For social media marketing, the question has never been “What content should I create?”
Rather the question is “how can I create and distribute content at scale?”
Whether are creating it yet or not, you know the content you need to be creating.
The reason you aren’t creating is due to a fear that it will go unnoticed, that it will prove to be a waste of time, and that short-term lead gen chasing checks TODAY is more promising than building a long-term inbound marketing system.
News Flash: If it took 3 pieces of content for you to go viral on social media, wouldn’t everyone go viral?
The truth is that it’s very difficult to build, retain, and convert audiences at scale.
With the consistent algorithm changes geared at driving you towards ad purchase and driving more user-friendly, engaging content it’s hard to even be seen.
Let’s get to the root of the algorithm. The best way to do so is to understand the platforms themselves.
Understanding the Algorithms
Nearly every platform makes money through ads. Ads are often times sprinkled across the platform and appear often but not constantly.
You will never have a feed full of ads.
The way every platform makes money is through the time you spend within it.
If you spend more time on Facebook, you will see more ads, therefore making Facebook more $.
Because of this, Social Media platforms goal isn’t to get more ads, it’s to keep you on the platform for longer!
Well, it didn’t take long for Zuckerberg and the others to determine how to do that best. The chronological algorithm (Pre-2013 I’d like to say) quickly changed to a more user-friendly algorithm.
Instead of the newest posts being seen (allowing for spam), the algorithm changed to a combination of chronological and user preference.
If you are more likely to like your close friend’s post, but not the random business you accidentally followed then you’ll see you friend’s posts more often than the business.
Engagement Over Followers
So the goal of followers has changed to engagement.
100,000 followers are useless if only 1% of your followers even see your content.
In fact, it works as a double negative. If Instagram sees you have a ton of followers but no engagement, then new followers will be lumped into the category of your other followers -> not wanting to see your content.
Now that we know the goal is engagement, how do we capture it?
The same way everyone else does -> post dope stuff that your followers actually like.
It’s as simple as that.
The Social Media Marketing gurus that tell you the frequency, timing, captioning, etc… are all full of shi*t.
Yes, that matters, but not nearly as much as the core of your page -> content & distribution.
It’s no different than supplements.
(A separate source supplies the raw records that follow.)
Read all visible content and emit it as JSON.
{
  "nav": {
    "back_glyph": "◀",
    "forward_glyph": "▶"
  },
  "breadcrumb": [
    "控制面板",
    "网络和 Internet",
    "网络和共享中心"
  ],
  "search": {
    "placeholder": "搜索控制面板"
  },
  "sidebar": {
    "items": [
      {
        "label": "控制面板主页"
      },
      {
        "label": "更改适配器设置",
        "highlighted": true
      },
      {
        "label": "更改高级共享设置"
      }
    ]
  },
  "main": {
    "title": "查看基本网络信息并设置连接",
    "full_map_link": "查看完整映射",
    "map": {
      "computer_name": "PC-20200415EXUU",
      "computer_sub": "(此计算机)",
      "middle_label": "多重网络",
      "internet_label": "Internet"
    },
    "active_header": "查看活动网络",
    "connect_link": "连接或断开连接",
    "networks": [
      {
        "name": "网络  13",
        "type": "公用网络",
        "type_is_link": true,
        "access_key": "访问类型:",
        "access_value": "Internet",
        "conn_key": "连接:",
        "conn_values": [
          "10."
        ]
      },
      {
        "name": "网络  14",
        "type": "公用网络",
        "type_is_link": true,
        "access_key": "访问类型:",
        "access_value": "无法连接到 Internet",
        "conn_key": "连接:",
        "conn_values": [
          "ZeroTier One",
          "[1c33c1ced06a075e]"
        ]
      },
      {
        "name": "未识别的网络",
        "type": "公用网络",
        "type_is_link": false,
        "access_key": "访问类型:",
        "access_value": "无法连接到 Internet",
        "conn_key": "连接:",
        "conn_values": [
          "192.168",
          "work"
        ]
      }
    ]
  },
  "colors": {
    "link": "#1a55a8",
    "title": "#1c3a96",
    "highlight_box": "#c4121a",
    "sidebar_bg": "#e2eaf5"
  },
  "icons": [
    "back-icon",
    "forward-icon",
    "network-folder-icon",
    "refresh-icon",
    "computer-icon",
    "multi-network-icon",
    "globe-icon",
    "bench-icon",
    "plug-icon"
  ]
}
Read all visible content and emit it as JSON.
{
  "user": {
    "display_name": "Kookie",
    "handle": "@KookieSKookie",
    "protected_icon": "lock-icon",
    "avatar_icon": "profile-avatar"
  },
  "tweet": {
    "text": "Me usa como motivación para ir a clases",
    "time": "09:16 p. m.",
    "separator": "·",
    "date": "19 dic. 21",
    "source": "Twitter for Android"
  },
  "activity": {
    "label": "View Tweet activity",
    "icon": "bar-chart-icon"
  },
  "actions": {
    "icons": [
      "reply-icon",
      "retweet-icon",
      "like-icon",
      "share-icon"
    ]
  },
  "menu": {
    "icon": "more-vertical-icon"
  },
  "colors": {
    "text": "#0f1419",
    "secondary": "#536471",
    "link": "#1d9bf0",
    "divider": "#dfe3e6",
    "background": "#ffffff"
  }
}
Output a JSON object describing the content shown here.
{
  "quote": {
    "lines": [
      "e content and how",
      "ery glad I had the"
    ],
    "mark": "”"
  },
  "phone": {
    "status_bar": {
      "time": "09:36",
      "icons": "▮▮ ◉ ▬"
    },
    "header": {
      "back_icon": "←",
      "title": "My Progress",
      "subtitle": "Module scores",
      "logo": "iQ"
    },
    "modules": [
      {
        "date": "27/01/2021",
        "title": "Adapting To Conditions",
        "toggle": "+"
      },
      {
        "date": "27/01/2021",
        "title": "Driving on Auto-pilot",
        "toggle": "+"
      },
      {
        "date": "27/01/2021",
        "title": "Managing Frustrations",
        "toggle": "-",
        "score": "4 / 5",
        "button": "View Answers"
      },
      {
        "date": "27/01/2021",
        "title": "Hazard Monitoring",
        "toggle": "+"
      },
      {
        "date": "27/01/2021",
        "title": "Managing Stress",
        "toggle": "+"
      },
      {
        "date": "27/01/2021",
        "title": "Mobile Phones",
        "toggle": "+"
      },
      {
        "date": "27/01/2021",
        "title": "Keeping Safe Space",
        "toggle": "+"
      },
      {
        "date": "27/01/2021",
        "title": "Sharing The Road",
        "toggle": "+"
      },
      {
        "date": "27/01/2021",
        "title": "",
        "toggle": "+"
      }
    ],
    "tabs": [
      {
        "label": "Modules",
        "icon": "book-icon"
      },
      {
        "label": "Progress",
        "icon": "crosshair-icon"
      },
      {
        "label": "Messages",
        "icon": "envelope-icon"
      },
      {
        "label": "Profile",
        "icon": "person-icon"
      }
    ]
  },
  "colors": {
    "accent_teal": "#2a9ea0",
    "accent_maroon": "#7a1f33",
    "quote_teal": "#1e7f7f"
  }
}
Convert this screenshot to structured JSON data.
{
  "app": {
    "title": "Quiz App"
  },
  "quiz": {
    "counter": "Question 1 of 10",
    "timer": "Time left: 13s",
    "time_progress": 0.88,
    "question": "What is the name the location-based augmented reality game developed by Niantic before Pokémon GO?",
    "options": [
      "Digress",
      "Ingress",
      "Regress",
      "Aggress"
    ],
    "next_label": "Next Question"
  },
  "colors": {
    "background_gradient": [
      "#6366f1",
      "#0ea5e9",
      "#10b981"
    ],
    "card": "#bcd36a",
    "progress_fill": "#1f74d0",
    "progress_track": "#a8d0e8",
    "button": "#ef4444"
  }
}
Yeah, it’ll make a difference, but 98% will come from diet and exercise.
There is no direct answer to capturing engagement, but there is a way to systematically work towards it.
And that is every marketer’s favorite:
Testing Social Media Marketing
Testing at high frequency and large variance is the #1 way to determine your ideal content for driving engagement in social media marketing.
Here’s a breakdown of the tests we run with a client of ours at Social Apex:
1 post per day vs. 3 posts every other day
Strong product placement vs. 0 product placement
Brand content vs. lifestyle content
Video vs. Photo
So within 30 days we’ll test several variables against each other. After this testing we can determine our optimal content for engagement.
After it may look like this:
1 post per day, with 0 product placement, lifestyle driven, video drives the highest engagement by 64%. At scale that’s 3,000 more impressions leading to 100 website clicks resulting in 6 initial sales and 5 more through retargeting. This drives a revenue of $550 dollars more than normal post scaled over 30 days equaling $16,500/mo.
Your social media marketing might not be on that level yet, but as you can see minor changes can make a world of a difference.
Keep in mind this doesn’t factor in accelerated growth of your page from posting the optimal content nor measuring the LTV of a view.
When we look at LTV if 30% of your followers view your posts versus 5% that’s a 25% difference.
At 10,000 followers that’s 2,500 potential customers. Not only is the LTV severely hurt at the drop off from 30% to 5% but also factor in the touch points. 2,500 potential customers viewing 30 posts a month means even with a 1% conversion rate, your bottom-line will have been impacted drastically.
If you aren’t investing in your engagement rate, don’t invest in social media marketing at all.
When you’re dealing with consistent algorithm changes in social media marketing it’s easy to blame the algorithm on your lack of engagement. In reality, it’s on you as the business to capitalize on the algorithm while your competitors spend their time complaining about it.
The algorithms won’t ever stop changing, and neither should you. Always be improving your content and distribution by listening to your audience and reacting accordingly.
The key to social media marketing is understanding then applying the knowledge of